• _Exercise objective_:
Among the entries below, please show each line that carries the word "Zakres".

• _Supplied data_:
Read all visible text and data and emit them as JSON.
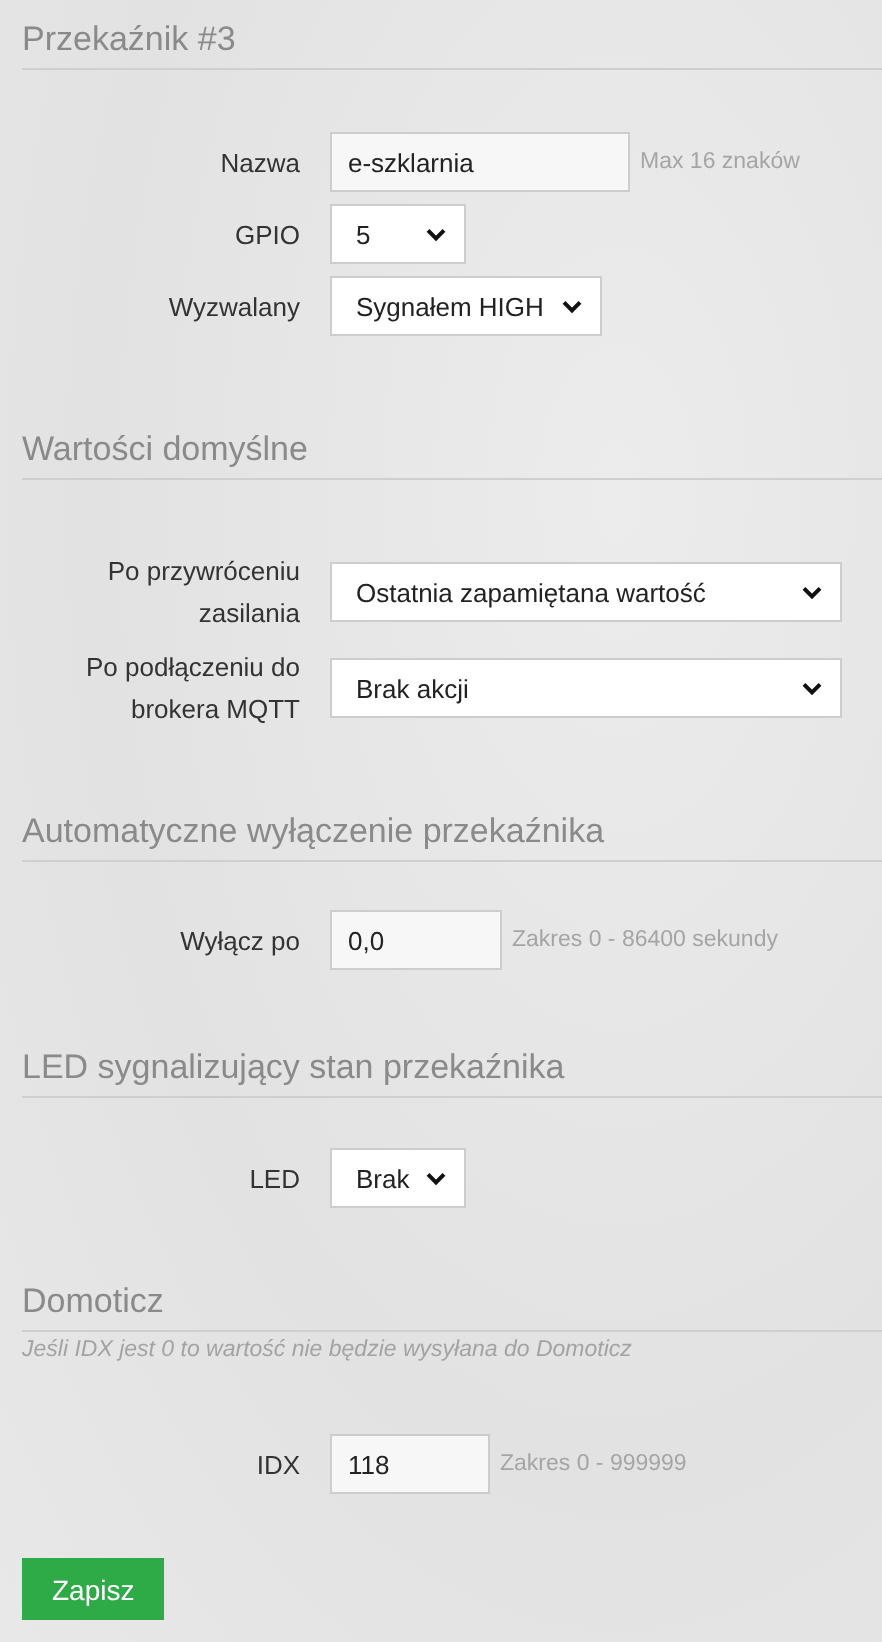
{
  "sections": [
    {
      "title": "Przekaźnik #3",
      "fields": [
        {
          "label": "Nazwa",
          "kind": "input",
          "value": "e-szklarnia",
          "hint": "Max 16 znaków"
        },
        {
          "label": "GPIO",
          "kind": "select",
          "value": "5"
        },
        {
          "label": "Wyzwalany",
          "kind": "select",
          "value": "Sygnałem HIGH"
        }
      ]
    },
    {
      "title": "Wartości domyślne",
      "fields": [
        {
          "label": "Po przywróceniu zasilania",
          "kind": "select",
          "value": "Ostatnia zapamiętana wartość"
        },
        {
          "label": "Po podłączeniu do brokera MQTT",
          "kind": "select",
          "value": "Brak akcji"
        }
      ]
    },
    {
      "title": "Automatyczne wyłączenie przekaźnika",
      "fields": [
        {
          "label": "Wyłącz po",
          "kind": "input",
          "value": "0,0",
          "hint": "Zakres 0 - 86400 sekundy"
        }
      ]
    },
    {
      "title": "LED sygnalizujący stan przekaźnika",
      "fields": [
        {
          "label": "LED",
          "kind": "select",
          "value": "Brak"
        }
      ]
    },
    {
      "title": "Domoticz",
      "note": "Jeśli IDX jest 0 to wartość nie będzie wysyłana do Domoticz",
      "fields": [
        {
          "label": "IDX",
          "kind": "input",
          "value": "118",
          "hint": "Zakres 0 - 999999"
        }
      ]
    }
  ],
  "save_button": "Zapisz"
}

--

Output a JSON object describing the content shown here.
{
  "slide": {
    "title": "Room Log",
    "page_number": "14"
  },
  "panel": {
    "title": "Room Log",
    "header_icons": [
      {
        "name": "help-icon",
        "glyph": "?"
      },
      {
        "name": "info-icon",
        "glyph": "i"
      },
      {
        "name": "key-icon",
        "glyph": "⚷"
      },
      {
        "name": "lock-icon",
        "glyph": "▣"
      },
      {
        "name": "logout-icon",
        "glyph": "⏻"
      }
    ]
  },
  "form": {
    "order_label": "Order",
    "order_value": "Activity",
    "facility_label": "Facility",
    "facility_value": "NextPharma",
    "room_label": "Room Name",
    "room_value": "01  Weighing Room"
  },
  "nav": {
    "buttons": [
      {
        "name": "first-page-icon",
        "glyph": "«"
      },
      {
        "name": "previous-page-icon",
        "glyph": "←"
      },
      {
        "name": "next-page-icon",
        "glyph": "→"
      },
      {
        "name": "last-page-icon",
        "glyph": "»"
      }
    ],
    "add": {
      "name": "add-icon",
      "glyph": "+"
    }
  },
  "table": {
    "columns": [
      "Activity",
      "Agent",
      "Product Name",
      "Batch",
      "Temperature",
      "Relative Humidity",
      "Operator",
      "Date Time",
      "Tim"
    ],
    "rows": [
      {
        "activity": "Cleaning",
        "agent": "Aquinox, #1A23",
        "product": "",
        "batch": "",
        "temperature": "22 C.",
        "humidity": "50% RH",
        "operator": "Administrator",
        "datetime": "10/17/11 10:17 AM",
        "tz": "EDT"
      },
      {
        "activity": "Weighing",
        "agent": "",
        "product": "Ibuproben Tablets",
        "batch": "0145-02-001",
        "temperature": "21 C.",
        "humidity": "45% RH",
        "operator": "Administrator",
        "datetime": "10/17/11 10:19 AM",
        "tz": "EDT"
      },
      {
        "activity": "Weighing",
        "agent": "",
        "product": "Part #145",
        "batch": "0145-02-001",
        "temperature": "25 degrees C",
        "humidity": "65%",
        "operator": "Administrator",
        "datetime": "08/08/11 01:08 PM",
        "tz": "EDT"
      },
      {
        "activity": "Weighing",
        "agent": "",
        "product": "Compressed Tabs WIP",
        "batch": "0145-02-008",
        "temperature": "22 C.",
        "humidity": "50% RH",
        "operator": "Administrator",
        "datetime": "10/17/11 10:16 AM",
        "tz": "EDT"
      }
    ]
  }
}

• _Written answer_:
          "hint": "Zakres 0 - 86400 sekundy"
          "hint": "Zakres 0 - 999999"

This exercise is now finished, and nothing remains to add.